An early start the next morning saw all trail goers emerging from canvas tents with eager steps in anticipation for what the day was to bring. We walked straight from camp, planning on covering roughly 12 km. The goal for the day was to visit watering holes and to find any fresh animal tracks. The wind was a little blustery which despite what we thought, didn’t thwart any attempts at being able to track and view animals. Along the way, we were fortunate to come across several who stared straight back at us. The highlight of the morning was the encounter we had with two old buffalo bulls. Usually they are known for their cantankerous nature, but these two were reasonably relaxed. To be on the safer side however, we made sure we had a large body of water between us as we watched them drinking and having mud bath.

A buffalo bull monitors us cautiously as he has a drink.

After a delicious breakfast, we settled back into the camp to relax and enjoy the beautiful surroundings. At this point, a rather large elephant bull decided that he would join in. He proceeded to knock down a tree and feed on it in front of us.

An enormous elephant bull decided to visit us at camp.

Enjoying the midday downtime and watching an elephant.

In the afternoon, we went on a game drive. To make the most of weather conditions with howling winds, we stuck to the thickets much like the animals we were hoping to find. Our efforts proved successful when we came across a hunting leopardess. Leopards really enjoy blustery conditions, as it allows them to stalk and use the wind to their advantage. After initially attempting to take down a feisty warthog, she went off in search of more manageable prey. Suddenly and with some luck, she flushed a steenbok form its hiding place. In an incredible display of speed and agility; in a blur of spots and dust, she caught the unfortunate antelope right in front of us. The frantic fighting from the steenbok was to no avail. Evidence of nature at its most intense and raw. A sighting that we will most certainly never forget.

A leopardess descends a termite mound showing interest in something…

Intent on her quarry, she begins to stalk.

The unlucky steenbok.

Once the poor antelope had succumbed to the throat hold, she lifts it effortlessly

Dragging the carcass away, she heads to a nearby tree to store her meal.

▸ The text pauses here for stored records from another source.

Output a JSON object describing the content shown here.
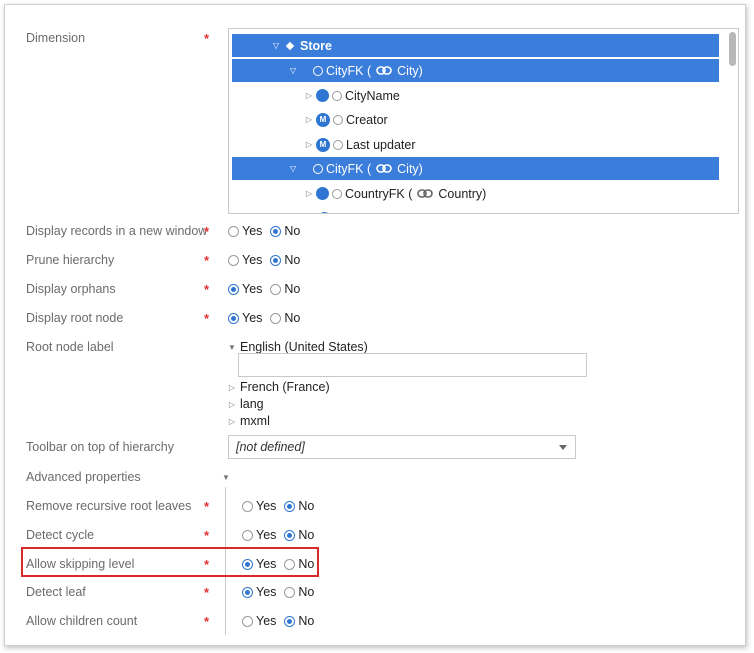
{
  "fields": {
    "dimension": {
      "label": "Dimension",
      "required": "*"
    },
    "display_new_window": {
      "label": "Display records in a new window",
      "required": "*",
      "yes": "Yes",
      "no": "No",
      "selected": "no"
    },
    "prune_hierarchy": {
      "label": "Prune hierarchy",
      "required": "*",
      "yes": "Yes",
      "no": "No",
      "selected": "no"
    },
    "display_orphans": {
      "label": "Display orphans",
      "required": "*",
      "yes": "Yes",
      "no": "No",
      "selected": "yes"
    },
    "display_root_node": {
      "label": "Display root node",
      "required": "*",
      "yes": "Yes",
      "no": "No",
      "selected": "yes"
    },
    "root_node_label": {
      "label": "Root node label"
    },
    "toolbar": {
      "label": "Toolbar on top of hierarchy",
      "value": "[not defined]"
    },
    "advanced": {
      "label": "Advanced properties"
    },
    "remove_recursive": {
      "label": "Remove recursive root leaves",
      "required": "*",
      "yes": "Yes",
      "no": "No",
      "selected": "no"
    },
    "detect_cycle": {
      "label": "Detect cycle",
      "required": "*",
      "yes": "Yes",
      "no": "No",
      "selected": "no"
    },
    "allow_skipping": {
      "label": "Allow skipping level",
      "required": "*",
      "yes": "Yes",
      "no": "No",
      "selected": "yes"
    },
    "detect_leaf": {
      "label": "Detect leaf",
      "required": "*",
      "yes": "Yes",
      "no": "No",
      "selected": "yes"
    },
    "allow_children_count": {
      "label": "Allow children count",
      "required": "*",
      "yes": "Yes",
      "no": "No",
      "selected": "no"
    }
  },
  "tree": {
    "store": "Store",
    "cityfk_1": "CityFK (",
    "city_1": "City)",
    "cityname": "CityName",
    "creator": "Creator",
    "last_updater": "Last updater",
    "cityfk_2": "CityFK (",
    "city_2": "City)",
    "countryfk": "CountryFK (",
    "country": "Country)",
    "m_badge": "M"
  },
  "languages": {
    "english": "English (United States)",
    "french": "French (France)",
    "lang": "lang",
    "mxml": "mxml"
  },
  "colors": {
    "selection": "#3a7ddb",
    "required": "#e0322f",
    "highlight": "#d92a2a"
  }
}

The kill safely stashed, she finally relaxes and surveys her terrirtory.

The weather improved the next morning so we headed out on another game drive and found the tracks of two male lions following the buffalo herd. Ensuring that the lions were not around, we followed the buffaloes’ tracks until we caught up with them. We viewed the herd from the safety of a dry river bed, without them knowing we were ever there.

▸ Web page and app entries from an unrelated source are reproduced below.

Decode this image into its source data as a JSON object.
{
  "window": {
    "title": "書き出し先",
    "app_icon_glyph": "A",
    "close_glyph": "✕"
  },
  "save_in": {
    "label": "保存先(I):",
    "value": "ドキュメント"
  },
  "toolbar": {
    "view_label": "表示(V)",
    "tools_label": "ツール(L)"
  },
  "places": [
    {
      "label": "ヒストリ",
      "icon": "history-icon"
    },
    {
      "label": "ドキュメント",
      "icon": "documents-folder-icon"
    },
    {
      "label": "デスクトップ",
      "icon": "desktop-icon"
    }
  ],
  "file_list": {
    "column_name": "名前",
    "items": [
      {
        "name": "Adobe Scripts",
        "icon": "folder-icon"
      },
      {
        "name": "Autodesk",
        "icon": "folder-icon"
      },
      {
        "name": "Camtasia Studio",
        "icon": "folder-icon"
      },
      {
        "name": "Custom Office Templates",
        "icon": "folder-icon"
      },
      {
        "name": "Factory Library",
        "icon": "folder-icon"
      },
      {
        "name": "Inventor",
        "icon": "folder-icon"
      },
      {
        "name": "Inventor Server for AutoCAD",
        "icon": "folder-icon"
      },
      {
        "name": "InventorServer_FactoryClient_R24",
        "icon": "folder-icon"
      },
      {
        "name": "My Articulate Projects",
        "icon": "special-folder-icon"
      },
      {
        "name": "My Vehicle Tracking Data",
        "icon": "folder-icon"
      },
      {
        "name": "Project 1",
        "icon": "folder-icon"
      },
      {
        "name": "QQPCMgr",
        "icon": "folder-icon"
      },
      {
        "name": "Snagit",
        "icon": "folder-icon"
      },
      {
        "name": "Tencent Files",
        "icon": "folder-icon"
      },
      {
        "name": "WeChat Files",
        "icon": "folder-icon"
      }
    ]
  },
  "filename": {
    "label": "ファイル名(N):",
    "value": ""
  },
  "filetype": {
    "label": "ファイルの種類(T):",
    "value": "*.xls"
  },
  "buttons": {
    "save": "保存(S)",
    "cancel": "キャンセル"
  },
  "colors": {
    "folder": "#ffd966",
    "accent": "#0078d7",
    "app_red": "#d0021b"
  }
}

Starting a walk at sunrise, I can’t think of many better ways to start the day. Image courtesy Mike Sutherland

After tracking a buffalo herd, we watch in awe from the cover of a dry river bed. Image courtesy Mike Sutherland

In the afternoon, we ventured out again in the vehicle and focused this time on the smaller wonders of the African bush.  Later, we feasted on a scrumptious dinner before watching the mesmerising flames of our well built camp fire.

Taking some time to photograph the smaller things. Image courtesy Mike Sutherland

Another majestic sunset to finish the days walking. Image courtesy Mike Sutherland

After a great day, there is nothing better than sitting around a fire under the stars.

Hypnotic flames are made even more so with some proper story telling.

Our last night, talking about our experiences and walking encounters.

We had to end the trip with one final walk in the morning. Little did we know we’d stumble across something magical. After Ginger (tracker and fellow guide) found some fresh white rhinoceros tracks, we pursued. With the clock ticking we were pulling out all the stops to track the animal in time to catch up with it. After about two hours of tracking and just in the knick of time, Ginger clicked his fingers to alert us he had found him!!! What an experience to follow the footprints of a giant beast step for step and then finally observing him as he should be, in his own home. Unfortunately due to our proximity, we weren’t able to capture any photographs of this rare creature as we did not want to alert him to our presence. We watched him silently for some time  feeding, scent marking and doing what rhinos should. What a way to end…